_Exercise goal_: Repeat back the entries that follow, keeping every word as it is.

BEGIN Input

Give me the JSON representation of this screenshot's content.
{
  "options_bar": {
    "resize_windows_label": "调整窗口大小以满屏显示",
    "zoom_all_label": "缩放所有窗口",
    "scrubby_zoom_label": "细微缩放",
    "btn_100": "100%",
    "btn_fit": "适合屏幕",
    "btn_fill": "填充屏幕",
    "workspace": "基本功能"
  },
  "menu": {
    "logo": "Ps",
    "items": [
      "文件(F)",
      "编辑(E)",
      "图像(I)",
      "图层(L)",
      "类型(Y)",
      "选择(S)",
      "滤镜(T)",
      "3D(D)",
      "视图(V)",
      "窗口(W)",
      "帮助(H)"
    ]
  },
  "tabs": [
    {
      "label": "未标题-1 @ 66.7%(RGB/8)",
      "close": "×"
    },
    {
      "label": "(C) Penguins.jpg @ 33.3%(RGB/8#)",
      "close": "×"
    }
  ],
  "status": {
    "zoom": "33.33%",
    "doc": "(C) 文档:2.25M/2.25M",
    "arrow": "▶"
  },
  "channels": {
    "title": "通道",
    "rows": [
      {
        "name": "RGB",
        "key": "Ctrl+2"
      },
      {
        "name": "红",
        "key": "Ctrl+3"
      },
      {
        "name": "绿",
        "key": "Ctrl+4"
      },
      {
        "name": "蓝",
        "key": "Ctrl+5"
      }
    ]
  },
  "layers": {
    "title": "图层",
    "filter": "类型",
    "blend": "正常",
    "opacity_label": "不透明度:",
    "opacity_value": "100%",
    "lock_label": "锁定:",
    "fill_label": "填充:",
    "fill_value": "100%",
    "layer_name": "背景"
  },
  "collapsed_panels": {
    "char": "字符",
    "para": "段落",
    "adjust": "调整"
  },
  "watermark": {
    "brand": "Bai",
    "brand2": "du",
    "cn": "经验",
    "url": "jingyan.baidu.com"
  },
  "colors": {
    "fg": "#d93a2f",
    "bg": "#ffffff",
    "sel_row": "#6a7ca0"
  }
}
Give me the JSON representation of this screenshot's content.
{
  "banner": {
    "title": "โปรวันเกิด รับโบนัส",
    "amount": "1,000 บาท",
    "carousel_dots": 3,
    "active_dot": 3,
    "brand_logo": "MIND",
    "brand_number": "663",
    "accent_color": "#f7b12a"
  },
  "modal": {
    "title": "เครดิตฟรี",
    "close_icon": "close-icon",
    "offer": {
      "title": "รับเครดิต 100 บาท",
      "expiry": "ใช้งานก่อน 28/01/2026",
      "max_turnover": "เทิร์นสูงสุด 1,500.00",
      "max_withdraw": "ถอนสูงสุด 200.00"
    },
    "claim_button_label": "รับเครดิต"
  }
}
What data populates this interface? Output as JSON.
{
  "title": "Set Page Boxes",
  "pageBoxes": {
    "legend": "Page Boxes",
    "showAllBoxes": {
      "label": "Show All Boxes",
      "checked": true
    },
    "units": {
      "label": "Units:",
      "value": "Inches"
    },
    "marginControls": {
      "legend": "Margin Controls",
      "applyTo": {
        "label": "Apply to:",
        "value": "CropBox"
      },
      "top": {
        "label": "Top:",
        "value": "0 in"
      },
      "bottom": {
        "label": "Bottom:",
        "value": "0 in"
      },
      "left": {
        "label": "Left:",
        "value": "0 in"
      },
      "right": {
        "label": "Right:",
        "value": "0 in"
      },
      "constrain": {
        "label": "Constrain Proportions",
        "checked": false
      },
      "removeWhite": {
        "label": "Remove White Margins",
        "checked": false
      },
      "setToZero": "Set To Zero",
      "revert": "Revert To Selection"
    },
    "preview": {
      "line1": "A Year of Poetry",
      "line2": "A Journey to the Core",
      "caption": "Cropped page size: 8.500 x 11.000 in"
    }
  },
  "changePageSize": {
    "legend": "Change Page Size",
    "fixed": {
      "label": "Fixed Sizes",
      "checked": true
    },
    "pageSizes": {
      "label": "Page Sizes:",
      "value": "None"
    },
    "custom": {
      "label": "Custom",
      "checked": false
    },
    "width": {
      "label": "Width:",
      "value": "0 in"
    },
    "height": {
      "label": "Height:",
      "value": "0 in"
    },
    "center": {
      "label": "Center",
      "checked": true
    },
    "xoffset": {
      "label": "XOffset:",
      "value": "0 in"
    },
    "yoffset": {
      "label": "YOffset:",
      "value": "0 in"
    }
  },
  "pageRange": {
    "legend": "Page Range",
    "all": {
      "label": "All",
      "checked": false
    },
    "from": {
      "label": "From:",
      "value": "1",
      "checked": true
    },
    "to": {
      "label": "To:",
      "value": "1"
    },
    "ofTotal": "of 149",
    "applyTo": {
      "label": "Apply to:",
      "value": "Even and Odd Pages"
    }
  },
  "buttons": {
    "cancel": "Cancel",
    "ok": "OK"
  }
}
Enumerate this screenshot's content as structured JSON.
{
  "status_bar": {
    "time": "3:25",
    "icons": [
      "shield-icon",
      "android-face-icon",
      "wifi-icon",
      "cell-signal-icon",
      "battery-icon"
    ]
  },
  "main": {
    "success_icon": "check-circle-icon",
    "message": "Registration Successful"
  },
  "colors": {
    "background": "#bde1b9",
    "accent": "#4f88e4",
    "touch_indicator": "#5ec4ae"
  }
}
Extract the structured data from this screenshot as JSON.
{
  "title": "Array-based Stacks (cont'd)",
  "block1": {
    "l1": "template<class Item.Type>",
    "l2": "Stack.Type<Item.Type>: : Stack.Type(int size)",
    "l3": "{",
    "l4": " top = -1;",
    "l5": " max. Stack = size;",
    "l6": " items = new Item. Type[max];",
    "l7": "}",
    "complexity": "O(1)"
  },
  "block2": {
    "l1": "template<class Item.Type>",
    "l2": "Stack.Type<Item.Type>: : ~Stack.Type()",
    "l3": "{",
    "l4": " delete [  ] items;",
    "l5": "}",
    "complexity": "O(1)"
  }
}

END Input

_Result for this task_:
Give me the JSON representation of this screenshot's content.
{
  "options_bar": {
    "resize_windows_label": "调整窗口大小以满屏显示",
    "zoom_all_label": "缩放所有窗口",
    "scrubby_zoom_label": "细微缩放",
    "btn_100": "100%",
    "btn_fit": "适合屏幕",
    "btn_fill": "填充屏幕",
    "workspace": "基本功能"
  },
  "menu": {
    "logo": "Ps",
    "items": [
      "文件(F)",
      "编辑(E)",
      "图像(I)",
      "图层(L)",
      "类型(Y)",
      "选择(S)",
      "滤镜(T)",
      "3D(D)",
      "视图(V)",
      "窗口(W)",
      "帮助(H)"
    ]
  },
  "tabs": [
    {
      "label": "未标题-1 @ 66.7%(RGB/8)",
      "close": "×"
    },
    {
      "label": "(C) Penguins.jpg @ 33.3%(RGB/8#)",
      "close": "×"
    }
  ],
  "status": {
    "zoom": "33.33%",
    "doc": "(C) 文档:2.25M/2.25M",
    "arrow": "▶"
  },
  "channels": {
    "title": "通道",
    "rows": [
      {
        "name": "RGB",
        "key": "Ctrl+2"
      },
      {
        "name": "红",
        "key": "Ctrl+3"
      },
      {
        "name": "绿",
        "key": "Ctrl+4"
      },
      {
        "name": "蓝",
        "key": "Ctrl+5"
      }
    ]
  },
  "layers": {
    "title": "图层",
    "filter": "类型",
    "blend": "正常",
    "opacity_label": "不透明度:",
    "opacity_value": "100%",
    "lock_label": "锁定:",
    "fill_label": "填充:",
    "fill_value": "100%",
    "layer_name": "背景"
  },
  "collapsed_panels": {
    "char": "字符",
    "para": "段落",
    "adjust": "调整"
  },
  "watermark": {
    "brand": "Bai",
    "brand2": "du",
    "cn": "经验",
    "url": "jingyan.baidu.com"
  },
  "colors": {
    "fg": "#d93a2f",
    "bg": "#ffffff",
    "sel_row": "#6a7ca0"
  }
}
Give me the JSON representation of this screenshot's content.
{
  "banner": {
    "title": "โปรวันเกิด รับโบนัส",
    "amount": "1,000 บาท",
    "carousel_dots": 3,
    "active_dot": 3,
    "brand_logo": "MIND",
    "brand_number": "663",
    "accent_color": "#f7b12a"
  },
  "modal": {
    "title": "เครดิตฟรี",
    "close_icon": "close-icon",
    "offer": {
      "title": "รับเครดิต 100 บาท",
      "expiry": "ใช้งานก่อน 28/01/2026",
      "max_turnover": "เทิร์นสูงสุด 1,500.00",
      "max_withdraw": "ถอนสูงสุด 200.00"
    },
    "claim_button_label": "รับเครดิต"
  }
}
What data populates this interface? Output as JSON.
{
  "title": "Set Page Boxes",
  "pageBoxes": {
    "legend": "Page Boxes",
    "showAllBoxes": {
      "label": "Show All Boxes",
      "checked": true
    },
    "units": {
      "label": "Units:",
      "value": "Inches"
    },
    "marginControls": {
      "legend": "Margin Controls",
      "applyTo": {
        "label": "Apply to:",
        "value": "CropBox"
      },
      "top": {
        "label": "Top:",
        "value": "0 in"
      },
      "bottom": {
        "label": "Bottom:",
        "value": "0 in"
      },
      "left": {
        "label": "Left:",
        "value": "0 in"
      },
      "right": {
        "label": "Right:",
        "value": "0 in"
      },
      "constrain": {
        "label": "Constrain Proportions",
        "checked": false
      },
      "removeWhite": {
        "label": "Remove White Margins",
        "checked": false
      },
      "setToZero": "Set To Zero",
      "revert": "Revert To Selection"
    },
    "preview": {
      "line1": "A Year of Poetry",
      "line2": "A Journey to the Core",
      "caption": "Cropped page size: 8.500 x 11.000 in"
    }
  },
  "changePageSize": {
    "legend": "Change Page Size",
    "fixed": {
      "label": "Fixed Sizes",
      "checked": true
    },
    "pageSizes": {
      "label": "Page Sizes:",
      "value": "None"
    },
    "custom": {
      "label": "Custom",
      "checked": false
    },
    "width": {
      "label": "Width:",
      "value": "0 in"
    },
    "height": {
      "label": "Height:",
      "value": "0 in"
    },
    "center": {
      "label": "Center",
      "checked": true
    },
    "xoffset": {
      "label": "XOffset:",
      "value": "0 in"
    },
    "yoffset": {
      "label": "YOffset:",
      "value": "0 in"
    }
  },
  "pageRange": {
    "legend": "Page Range",
    "all": {
      "label": "All",
      "checked": false
    },
    "from": {
      "label": "From:",
      "value": "1",
      "checked": true
    },
    "to": {
      "label": "To:",
      "value": "1"
    },
    "ofTotal": "of 149",
    "applyTo": {
      "label": "Apply to:",
      "value": "Even and Odd Pages"
    }
  },
  "buttons": {
    "cancel": "Cancel",
    "ok": "OK"
  }
}
Enumerate this screenshot's content as structured JSON.
{
  "status_bar": {
    "time": "3:25",
    "icons": [
      "shield-icon",
      "android-face-icon",
      "wifi-icon",
      "cell-signal-icon",
      "battery-icon"
    ]
  },
  "main": {
    "success_icon": "check-circle-icon",
    "message": "Registration Successful"
  },
  "colors": {
    "background": "#bde1b9",
    "accent": "#4f88e4",
    "touch_indicator": "#5ec4ae"
  }
}
Extract the structured data from this screenshot as JSON.
{
  "title": "Array-based Stacks (cont'd)",
  "block1": {
    "l1": "template<class Item.Type>",
    "l2": "Stack.Type<Item.Type>: : Stack.Type(int size)",
    "l3": "{",
    "l4": " top = -1;",
    "l5": " max. Stack = size;",
    "l6": " items = new Item. Type[max];",
    "l7": "}",
    "complexity": "O(1)"
  },
  "block2": {
    "l1": "template<class Item.Type>",
    "l2": "Stack.Type<Item.Type>: : ~Stack.Type()",
    "l3": "{",
    "l4": " delete [  ] items;",
    "l5": "}",
    "complexity": "O(1)"
  }
}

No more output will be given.